30 March 2018

A Texas woman got sentenced to five years behind bars this week for voting illegally in the 2016 presidential elections.

Crystal Mason, 43, a mother of two, was released from prison after serving nearly three years for a tax fraud conviction in 2011, the Star-Telegram reported.

She was still on community supervision at the time of the election - but no one, including her probation officer, St. John said, ever told her that being a felon on supervision meant she couldn't vote under Texas law.

But Tarrant County District Judge Ruben Gonzalez was not swayed by the arguments.

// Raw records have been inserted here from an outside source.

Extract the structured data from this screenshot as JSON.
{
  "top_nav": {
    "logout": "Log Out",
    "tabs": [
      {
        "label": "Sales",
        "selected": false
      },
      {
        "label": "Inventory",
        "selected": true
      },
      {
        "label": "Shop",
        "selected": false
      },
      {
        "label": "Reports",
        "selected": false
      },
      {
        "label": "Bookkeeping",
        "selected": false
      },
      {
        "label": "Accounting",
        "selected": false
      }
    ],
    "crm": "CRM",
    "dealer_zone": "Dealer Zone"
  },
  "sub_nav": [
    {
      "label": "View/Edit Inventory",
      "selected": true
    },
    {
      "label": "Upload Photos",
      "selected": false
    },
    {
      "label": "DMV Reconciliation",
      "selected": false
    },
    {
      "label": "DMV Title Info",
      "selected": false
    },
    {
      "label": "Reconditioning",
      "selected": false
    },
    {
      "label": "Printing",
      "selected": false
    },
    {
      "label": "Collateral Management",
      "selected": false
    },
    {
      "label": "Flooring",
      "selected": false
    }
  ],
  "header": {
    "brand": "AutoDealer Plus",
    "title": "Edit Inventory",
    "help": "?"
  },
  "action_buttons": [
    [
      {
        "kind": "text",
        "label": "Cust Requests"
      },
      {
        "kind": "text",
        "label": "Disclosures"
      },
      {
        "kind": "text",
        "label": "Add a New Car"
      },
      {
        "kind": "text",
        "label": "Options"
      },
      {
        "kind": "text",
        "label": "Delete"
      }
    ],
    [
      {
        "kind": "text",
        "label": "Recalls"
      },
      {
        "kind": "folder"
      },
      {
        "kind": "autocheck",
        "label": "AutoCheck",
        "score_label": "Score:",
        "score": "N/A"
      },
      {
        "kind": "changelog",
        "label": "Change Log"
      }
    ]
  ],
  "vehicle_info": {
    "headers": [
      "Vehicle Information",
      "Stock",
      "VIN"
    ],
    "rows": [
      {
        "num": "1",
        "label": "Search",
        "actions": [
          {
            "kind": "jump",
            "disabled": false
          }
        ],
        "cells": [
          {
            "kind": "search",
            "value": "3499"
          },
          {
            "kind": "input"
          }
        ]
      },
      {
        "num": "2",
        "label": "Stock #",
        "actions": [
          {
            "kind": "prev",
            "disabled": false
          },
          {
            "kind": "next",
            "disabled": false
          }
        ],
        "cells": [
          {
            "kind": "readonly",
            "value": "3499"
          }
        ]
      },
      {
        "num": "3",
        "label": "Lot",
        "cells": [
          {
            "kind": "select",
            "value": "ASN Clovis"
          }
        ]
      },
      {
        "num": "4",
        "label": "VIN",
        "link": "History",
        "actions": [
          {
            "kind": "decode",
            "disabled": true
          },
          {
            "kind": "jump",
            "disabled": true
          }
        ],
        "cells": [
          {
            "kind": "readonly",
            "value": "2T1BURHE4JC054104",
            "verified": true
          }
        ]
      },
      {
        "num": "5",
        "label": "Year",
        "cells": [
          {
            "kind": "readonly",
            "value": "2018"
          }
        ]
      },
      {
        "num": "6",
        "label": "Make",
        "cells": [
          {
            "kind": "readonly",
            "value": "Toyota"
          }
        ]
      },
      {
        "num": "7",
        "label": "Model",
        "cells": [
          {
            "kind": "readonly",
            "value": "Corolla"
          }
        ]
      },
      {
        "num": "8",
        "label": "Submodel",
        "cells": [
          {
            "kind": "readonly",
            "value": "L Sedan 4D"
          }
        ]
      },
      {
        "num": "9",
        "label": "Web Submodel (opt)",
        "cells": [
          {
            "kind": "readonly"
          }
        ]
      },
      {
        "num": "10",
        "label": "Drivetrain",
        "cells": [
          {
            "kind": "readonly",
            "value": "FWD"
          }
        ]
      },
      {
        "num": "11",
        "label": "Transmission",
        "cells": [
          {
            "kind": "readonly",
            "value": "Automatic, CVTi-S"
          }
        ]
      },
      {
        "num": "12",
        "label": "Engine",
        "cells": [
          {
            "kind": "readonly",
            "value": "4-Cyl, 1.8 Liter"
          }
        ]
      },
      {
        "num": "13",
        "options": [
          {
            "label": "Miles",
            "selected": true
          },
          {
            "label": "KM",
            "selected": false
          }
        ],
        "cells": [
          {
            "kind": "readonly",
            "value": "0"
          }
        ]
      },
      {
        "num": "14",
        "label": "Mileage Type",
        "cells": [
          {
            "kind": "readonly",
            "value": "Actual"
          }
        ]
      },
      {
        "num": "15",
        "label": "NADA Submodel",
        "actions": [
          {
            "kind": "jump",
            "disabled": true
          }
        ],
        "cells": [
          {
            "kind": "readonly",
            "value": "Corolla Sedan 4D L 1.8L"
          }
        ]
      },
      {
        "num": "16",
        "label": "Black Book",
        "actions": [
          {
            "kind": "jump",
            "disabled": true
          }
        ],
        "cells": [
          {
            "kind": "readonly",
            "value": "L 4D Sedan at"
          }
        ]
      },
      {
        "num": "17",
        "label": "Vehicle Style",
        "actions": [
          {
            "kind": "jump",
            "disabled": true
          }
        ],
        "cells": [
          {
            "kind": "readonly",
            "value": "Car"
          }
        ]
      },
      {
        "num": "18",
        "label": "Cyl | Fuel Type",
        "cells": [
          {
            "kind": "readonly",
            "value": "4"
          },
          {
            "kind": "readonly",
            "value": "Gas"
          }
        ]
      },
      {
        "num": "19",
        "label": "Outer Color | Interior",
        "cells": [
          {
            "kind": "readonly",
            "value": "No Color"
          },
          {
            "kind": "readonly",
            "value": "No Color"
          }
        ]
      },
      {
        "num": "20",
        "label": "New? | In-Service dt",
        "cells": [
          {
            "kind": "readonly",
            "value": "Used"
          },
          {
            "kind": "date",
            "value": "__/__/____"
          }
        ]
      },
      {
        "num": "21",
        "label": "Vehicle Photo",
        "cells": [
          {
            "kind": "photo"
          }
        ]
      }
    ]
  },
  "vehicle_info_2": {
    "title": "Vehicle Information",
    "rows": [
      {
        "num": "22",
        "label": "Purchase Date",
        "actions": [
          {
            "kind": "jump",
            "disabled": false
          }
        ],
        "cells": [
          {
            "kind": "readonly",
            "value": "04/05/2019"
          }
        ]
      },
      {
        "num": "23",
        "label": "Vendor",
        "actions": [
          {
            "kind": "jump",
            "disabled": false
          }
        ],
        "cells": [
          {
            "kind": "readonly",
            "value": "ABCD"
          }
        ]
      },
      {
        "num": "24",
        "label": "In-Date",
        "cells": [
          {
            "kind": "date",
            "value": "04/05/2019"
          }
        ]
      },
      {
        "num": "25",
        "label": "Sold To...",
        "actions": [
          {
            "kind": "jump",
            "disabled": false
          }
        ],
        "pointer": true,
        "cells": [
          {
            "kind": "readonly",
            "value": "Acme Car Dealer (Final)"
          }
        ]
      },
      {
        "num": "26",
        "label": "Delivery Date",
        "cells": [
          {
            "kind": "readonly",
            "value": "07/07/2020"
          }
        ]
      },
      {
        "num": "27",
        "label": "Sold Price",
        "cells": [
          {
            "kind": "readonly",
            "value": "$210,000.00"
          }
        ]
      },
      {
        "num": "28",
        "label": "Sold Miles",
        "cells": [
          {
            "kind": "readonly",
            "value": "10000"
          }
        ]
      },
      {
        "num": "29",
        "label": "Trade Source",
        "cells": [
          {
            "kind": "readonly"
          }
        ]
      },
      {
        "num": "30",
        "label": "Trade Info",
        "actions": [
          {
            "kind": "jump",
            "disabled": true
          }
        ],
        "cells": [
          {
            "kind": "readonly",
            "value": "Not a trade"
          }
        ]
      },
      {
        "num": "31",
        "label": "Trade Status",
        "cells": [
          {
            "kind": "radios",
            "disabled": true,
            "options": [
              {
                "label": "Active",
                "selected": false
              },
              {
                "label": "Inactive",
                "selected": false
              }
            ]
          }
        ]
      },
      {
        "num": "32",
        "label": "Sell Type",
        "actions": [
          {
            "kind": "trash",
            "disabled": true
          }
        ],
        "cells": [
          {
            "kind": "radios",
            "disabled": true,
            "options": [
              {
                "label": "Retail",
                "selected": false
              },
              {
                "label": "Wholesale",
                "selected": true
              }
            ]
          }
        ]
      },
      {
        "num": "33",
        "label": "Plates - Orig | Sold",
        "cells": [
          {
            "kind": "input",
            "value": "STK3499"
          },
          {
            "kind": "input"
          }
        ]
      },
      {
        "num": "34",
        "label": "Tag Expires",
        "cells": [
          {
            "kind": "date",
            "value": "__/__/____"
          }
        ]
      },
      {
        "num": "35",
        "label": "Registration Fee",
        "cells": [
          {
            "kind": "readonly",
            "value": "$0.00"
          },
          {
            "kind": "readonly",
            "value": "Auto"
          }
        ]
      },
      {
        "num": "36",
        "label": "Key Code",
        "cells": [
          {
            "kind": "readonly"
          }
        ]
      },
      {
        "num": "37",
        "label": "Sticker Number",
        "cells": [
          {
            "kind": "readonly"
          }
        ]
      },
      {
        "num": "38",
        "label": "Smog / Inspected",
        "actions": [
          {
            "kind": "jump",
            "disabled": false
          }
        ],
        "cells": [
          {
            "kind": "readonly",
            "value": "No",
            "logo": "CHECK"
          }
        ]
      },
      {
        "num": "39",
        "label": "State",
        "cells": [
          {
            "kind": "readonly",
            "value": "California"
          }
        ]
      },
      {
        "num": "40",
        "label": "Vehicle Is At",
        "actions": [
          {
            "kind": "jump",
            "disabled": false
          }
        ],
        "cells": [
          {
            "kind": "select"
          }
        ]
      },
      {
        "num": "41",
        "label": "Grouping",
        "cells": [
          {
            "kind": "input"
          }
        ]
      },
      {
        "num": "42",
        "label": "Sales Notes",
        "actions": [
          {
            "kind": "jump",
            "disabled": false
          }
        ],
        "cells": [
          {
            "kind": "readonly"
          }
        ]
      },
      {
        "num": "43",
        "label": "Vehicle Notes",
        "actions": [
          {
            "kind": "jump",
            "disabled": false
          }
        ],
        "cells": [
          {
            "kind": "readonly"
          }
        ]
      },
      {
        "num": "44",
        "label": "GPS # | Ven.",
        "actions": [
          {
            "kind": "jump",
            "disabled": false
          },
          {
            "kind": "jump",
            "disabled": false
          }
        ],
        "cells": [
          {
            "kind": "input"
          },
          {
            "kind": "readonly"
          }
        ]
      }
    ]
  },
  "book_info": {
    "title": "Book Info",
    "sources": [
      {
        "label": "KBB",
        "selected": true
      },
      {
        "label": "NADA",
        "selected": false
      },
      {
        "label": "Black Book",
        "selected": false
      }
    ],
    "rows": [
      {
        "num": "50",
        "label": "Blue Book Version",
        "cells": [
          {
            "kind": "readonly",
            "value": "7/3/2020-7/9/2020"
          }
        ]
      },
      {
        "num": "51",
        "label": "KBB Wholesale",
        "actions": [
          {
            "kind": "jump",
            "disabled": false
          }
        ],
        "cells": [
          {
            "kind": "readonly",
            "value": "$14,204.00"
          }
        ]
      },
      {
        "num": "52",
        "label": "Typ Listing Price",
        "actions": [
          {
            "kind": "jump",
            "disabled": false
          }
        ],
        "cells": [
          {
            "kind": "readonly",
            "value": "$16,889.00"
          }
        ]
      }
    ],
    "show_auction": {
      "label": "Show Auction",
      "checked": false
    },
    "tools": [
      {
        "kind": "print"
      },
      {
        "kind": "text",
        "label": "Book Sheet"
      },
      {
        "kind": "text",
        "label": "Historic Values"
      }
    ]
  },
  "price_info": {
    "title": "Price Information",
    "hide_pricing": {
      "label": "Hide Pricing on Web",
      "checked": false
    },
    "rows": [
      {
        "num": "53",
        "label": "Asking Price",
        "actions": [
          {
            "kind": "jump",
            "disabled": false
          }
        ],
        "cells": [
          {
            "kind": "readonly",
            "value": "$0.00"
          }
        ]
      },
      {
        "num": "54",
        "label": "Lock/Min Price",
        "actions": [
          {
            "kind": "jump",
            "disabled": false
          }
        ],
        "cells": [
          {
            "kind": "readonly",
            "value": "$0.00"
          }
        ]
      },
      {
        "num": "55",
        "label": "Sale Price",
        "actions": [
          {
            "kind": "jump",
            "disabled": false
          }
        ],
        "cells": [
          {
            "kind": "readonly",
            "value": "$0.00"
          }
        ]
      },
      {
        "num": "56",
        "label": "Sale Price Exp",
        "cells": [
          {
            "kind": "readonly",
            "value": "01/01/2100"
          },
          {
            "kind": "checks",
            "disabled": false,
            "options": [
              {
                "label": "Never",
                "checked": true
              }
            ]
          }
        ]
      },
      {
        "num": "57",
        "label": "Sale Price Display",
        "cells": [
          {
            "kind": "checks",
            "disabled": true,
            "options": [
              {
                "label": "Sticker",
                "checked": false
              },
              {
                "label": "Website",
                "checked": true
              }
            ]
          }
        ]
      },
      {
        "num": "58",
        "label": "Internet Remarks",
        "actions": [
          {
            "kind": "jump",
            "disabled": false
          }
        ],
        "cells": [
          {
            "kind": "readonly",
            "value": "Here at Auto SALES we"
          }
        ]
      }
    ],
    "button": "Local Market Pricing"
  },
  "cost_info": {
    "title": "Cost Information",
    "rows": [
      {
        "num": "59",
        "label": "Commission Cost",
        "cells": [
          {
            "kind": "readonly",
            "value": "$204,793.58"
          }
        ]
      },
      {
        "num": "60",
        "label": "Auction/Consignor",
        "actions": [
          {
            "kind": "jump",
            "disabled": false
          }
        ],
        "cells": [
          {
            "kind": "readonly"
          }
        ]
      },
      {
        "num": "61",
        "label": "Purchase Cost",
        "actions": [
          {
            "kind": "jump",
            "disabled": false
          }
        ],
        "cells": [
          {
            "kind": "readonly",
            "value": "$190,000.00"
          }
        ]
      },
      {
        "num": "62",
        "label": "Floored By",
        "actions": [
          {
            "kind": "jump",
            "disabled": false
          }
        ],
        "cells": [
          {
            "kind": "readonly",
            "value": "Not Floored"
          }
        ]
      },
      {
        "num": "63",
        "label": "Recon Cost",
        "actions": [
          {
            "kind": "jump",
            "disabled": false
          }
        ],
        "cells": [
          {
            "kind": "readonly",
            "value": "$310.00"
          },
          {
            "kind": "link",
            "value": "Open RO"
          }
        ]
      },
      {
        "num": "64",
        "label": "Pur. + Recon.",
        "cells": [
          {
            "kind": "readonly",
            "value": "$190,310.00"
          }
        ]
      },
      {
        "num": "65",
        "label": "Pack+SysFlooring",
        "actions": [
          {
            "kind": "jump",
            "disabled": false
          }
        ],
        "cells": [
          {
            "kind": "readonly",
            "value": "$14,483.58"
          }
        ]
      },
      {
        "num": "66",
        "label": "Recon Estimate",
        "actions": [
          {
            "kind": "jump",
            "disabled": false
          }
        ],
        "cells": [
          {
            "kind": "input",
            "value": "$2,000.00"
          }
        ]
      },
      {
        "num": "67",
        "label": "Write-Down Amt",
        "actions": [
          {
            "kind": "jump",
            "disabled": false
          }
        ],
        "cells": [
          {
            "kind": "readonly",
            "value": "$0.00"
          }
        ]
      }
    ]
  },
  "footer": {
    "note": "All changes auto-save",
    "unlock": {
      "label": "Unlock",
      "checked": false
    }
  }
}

Mason's case is being compared to that of Rosa Maria Ortega, a legal US resident and green card holder (and a conservative) who was apparently unaware that she could not legally vote because she wasn't a full citizen.

Mason, who served close to three years in federal prison after pleading guilty to tax fraud in 2011, testified that she was given a provisional ballot when she arrived at her designated polling location and discovered her name wasn't listed on the voter roll.

The affidavit form outlines the necessary requirements needed to vote, according to the Dallas Morning News. Convicted of voting illegally, she received a sentence of eight years in prison for voting in the 2012 general election and the 2014 Republican primary runoff. As for Mason, "I don't think I'll ever vote again", she told the Star-Telegram after being indicted previous year.

"I was happy enough to come home and see my daughter graduate", she told the court.

"You think I would jeopardise my freedom?" Mason says she hadn't even wanted to vote, but her mom had talked her into it, per the Washington Post.

Mason's attorney, J. Warren St. John, said following the verdict that an appeal had already been filed and he hoped his client would soon be released on bond.

"I find it fantastic that the government feels she made this up", St. John told the court.

The distraught mother of two justified that she voted upon her mother's insistence and wasn't aware of the fact she couldn't vote. "Just like she said in court, 'Why would I want to jeopardize all the work I did to get out of prison, go to the halfway house and get back to my family, if I knew voting was going to get me into prison?"

Texas Woman Gets 5 Years in Prison for Voting While on Probation